» Exercise brief: Copy all lines containing the string "cours" from the records below.

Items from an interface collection
• • •

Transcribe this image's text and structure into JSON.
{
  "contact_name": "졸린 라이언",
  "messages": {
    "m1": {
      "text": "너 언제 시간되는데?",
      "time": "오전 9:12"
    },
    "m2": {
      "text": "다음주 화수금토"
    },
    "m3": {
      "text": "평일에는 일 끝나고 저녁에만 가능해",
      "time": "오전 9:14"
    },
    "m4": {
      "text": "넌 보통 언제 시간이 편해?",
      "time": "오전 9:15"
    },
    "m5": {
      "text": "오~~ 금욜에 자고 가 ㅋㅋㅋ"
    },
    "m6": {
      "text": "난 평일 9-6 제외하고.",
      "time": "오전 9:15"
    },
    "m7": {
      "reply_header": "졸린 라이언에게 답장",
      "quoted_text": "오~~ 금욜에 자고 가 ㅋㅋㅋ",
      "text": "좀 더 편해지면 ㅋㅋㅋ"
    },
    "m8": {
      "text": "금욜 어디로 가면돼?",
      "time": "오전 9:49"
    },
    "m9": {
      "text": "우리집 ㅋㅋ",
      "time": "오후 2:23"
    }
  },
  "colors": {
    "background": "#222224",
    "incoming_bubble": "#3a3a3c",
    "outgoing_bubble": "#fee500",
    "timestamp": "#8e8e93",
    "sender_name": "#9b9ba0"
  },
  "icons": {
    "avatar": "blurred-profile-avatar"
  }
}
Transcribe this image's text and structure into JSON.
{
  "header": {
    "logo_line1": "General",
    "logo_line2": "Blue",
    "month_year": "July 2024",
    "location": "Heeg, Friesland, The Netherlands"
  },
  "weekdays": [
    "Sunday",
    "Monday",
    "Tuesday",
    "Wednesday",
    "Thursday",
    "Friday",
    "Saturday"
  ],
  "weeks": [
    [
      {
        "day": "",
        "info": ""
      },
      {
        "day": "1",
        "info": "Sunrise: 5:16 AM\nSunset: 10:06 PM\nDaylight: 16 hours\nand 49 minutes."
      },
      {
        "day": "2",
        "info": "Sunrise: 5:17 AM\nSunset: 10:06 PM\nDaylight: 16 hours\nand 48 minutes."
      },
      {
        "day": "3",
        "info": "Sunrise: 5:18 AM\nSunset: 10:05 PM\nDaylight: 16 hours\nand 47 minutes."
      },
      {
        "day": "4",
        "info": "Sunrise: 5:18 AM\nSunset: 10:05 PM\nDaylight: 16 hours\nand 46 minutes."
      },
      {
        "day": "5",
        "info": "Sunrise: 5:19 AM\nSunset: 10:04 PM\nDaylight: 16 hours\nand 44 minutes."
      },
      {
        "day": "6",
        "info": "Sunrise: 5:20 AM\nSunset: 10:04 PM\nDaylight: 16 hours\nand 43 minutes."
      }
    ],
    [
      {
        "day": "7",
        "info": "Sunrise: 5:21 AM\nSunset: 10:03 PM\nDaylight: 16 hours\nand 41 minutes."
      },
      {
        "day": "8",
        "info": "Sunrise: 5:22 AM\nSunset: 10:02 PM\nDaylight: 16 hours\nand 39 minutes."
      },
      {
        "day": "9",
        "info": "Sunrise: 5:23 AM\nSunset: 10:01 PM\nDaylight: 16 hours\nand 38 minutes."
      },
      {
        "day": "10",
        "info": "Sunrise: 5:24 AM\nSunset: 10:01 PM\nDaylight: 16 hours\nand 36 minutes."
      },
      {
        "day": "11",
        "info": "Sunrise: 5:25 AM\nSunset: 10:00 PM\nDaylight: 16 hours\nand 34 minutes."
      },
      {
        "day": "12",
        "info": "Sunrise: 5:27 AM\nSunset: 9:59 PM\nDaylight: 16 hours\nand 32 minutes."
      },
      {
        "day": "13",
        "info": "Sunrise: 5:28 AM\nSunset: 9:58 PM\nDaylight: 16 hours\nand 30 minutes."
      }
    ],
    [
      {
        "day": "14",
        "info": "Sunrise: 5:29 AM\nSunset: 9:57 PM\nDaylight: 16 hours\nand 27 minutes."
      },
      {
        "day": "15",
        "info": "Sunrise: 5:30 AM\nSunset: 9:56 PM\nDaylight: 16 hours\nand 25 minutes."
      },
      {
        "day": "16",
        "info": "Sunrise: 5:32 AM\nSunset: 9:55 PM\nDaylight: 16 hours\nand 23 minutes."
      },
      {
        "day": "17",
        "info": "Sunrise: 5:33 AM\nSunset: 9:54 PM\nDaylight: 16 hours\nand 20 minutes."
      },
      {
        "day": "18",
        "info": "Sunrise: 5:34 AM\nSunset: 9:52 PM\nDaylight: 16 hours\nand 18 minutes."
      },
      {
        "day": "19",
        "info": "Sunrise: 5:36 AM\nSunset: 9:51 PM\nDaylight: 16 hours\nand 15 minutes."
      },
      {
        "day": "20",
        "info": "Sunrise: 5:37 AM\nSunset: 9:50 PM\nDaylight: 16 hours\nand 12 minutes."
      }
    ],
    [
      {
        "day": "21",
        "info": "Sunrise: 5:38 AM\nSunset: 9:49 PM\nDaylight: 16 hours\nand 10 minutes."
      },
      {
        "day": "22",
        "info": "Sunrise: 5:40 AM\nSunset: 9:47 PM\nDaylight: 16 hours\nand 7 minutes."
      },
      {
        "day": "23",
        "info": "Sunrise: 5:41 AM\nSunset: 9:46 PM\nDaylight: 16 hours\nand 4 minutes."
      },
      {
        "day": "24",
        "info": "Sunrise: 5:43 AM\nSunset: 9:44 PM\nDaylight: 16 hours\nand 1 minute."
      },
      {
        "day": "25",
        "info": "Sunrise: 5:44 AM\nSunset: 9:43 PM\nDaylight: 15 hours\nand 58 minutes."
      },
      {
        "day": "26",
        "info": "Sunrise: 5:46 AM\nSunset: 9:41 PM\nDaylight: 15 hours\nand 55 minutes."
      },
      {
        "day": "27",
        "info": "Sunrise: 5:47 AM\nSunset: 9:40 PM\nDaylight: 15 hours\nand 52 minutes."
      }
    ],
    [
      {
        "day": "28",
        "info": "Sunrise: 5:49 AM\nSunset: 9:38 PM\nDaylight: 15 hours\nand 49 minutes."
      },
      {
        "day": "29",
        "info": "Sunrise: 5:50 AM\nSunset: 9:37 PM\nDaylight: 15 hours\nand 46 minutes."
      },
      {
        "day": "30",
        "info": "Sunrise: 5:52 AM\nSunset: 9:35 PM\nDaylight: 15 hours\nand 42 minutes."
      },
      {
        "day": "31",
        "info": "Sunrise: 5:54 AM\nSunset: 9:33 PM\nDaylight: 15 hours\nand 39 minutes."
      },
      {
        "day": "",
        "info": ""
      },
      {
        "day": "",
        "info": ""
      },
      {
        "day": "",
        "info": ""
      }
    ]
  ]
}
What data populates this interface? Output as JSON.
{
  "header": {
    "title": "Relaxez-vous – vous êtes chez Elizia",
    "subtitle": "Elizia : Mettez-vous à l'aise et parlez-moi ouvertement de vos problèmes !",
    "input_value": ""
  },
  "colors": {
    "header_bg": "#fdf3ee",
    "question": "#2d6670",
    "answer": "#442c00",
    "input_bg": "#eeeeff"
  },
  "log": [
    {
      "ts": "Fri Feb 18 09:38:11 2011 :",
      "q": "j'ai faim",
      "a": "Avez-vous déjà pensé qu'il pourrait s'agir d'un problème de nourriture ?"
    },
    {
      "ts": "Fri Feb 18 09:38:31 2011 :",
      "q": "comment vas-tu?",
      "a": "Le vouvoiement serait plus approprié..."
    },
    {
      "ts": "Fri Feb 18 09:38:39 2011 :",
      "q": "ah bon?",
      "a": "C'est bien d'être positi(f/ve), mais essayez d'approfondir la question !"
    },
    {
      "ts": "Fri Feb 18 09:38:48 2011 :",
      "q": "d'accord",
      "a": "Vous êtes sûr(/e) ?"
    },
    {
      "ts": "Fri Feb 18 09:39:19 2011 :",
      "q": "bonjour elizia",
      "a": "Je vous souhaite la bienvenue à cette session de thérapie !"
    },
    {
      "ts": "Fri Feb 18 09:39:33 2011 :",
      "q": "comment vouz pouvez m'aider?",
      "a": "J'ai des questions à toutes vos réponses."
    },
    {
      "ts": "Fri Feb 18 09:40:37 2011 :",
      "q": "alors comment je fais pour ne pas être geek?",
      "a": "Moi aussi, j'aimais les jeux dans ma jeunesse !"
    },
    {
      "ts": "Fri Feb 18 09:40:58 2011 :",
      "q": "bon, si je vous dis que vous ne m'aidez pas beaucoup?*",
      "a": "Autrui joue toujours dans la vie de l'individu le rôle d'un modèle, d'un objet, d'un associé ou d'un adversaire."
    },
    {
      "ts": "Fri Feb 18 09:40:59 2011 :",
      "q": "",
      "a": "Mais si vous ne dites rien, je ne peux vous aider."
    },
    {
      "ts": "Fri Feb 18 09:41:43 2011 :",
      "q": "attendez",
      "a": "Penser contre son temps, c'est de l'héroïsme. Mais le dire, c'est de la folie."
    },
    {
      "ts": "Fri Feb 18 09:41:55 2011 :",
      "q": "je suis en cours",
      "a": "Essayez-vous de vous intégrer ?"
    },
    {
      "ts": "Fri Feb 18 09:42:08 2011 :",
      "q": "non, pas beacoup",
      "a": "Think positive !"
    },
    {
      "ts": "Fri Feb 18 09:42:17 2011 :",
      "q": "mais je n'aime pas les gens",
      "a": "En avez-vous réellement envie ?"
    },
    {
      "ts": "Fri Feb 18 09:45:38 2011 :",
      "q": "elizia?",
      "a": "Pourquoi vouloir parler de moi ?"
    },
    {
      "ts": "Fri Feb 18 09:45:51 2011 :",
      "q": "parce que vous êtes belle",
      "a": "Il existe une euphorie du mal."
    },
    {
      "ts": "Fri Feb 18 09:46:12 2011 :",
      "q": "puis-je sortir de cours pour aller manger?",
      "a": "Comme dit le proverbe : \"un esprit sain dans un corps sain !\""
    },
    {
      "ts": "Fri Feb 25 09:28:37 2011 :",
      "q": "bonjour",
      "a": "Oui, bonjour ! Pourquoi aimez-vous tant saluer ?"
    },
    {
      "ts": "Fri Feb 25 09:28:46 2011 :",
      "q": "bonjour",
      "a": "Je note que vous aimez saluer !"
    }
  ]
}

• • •

» Output below:
      "q": "je suis en cours",
      "q": "puis-je sortir de cours pour aller manger?",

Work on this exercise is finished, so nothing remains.